Rather catch some walleye? October is also a great time to hook some of these toothy gamefish below McNary Dam, Hoffarth said. “Fall fishing for walleye is dynamite between Umatilla and Boardman,” he said. “Those fish are putting on the feedbag for winter and are eager to strike big lures, night and day.”

Hunting:  October is prime time for hunting, with seasons getting under way for a variety of game animals ranging from buck deer to upland birds. WDFW and other state agencies have lifted burn bans around the state, but are still urging hunters and anyone else spending time outdoors to be cautious when doing anything that could spark a wildfire.

The modern firearm season for deer gets under way Oct. 13, but not before muzzleloaders have had their turn in the field. The muzzleloader season, which began Sept. 29, runs through Oct. 7 in select game management units (GMU) throughout the region.
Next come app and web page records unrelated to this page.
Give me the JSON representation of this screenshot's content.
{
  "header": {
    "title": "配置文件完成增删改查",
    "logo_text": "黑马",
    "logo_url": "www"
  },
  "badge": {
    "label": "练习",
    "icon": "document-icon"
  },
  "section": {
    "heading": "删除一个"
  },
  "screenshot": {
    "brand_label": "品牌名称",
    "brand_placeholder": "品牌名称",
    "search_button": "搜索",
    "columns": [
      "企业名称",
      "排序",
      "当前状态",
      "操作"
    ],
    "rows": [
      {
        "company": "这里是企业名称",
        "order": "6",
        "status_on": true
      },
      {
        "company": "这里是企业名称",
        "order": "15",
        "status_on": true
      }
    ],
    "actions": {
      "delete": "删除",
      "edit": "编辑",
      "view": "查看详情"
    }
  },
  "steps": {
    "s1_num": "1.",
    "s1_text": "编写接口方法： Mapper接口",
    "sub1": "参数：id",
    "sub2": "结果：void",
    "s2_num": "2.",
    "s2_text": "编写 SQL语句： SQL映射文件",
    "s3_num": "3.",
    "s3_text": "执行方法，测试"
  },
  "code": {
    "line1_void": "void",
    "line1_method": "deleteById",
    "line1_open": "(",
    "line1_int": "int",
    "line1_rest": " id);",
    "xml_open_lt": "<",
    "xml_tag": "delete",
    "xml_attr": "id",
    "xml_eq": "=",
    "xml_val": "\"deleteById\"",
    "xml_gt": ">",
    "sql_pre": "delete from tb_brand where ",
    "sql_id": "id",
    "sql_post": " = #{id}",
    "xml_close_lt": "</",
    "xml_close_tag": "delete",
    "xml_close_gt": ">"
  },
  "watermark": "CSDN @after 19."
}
For elk, the early muzzleloader season runs Oct. 6-12. 

Jeff Bernatowicz, a WDFW wildlife biologist, said spring surveys showed increased elk populations and production in Yakima and Kittitas, noting that hunters there consistently have the highest success rates in the state.

“However with that distinction comes relatively high hunter densities,” he said. “Opening weekend is usually crowded, although a recent trend has been for hunters to pull up camp and head home before the second weekend. If you are looking for a higher quality experience, consider hunting the last 2-3 days of the season.”

New options for bird hunters start Oct. 6 when seasons open for California quail, bobwhite, chukar and gray partridge. Then comes the general hunting seasons for ducks, coots and snipe, which run Oct. 13-17 and reopen Oct. 20 until late January. Goose-hunting seasons also get under way Oct. 13, but hunting is restricted to Saturdays, Sundays and Wednesdays only. Pheasant hunting starts Oct. 20 throughout the region. 

Before heading out, hunters should check the Big Game Hunting pamphlet and the Waterfowl and Upland Game pamphlet for details. Also, area-by-area summaries of the hunting prospects throughout the state are available on WDFW’s hunting prospects webpage.

Wildlife viewing: Kokanee are now returning to Rimrock Lake, attracting lots of fish-eating birds – including gulls. While gulls are a common sight on the west side of the Cascades, the feeding opportunity at Rimrock Lake is one of the few things that draws them to Yakima County in large numbers.

A Sabin’s gull, which breeds in the Arctic, was one of many birds spotted there in recent days. Other birds reported included a black-legged kittiwake, common loon, horned grebe, western grebe, ring-billed gull, herring gull and Thayer’s gull. The kittiwake is a small, cliff-nesting gull that breeds along the northern coast and winters at sea. 

Birders and others planning to be afield in the coming weeks should be aware that a number of hunting seasons are getting under way throughout the region. While hunters are trained to be sure of their target before they shoot, non-hunters can help to avoid an accident by wearing an orange wind-breaker and make their presence known to hunters.

Current hunting seasons are highlighted above in the Hunting section of this report, along with contacts for information about fire conditions. Whether hunting or not, it’s important to be aware of the conditions you may encounter in the field.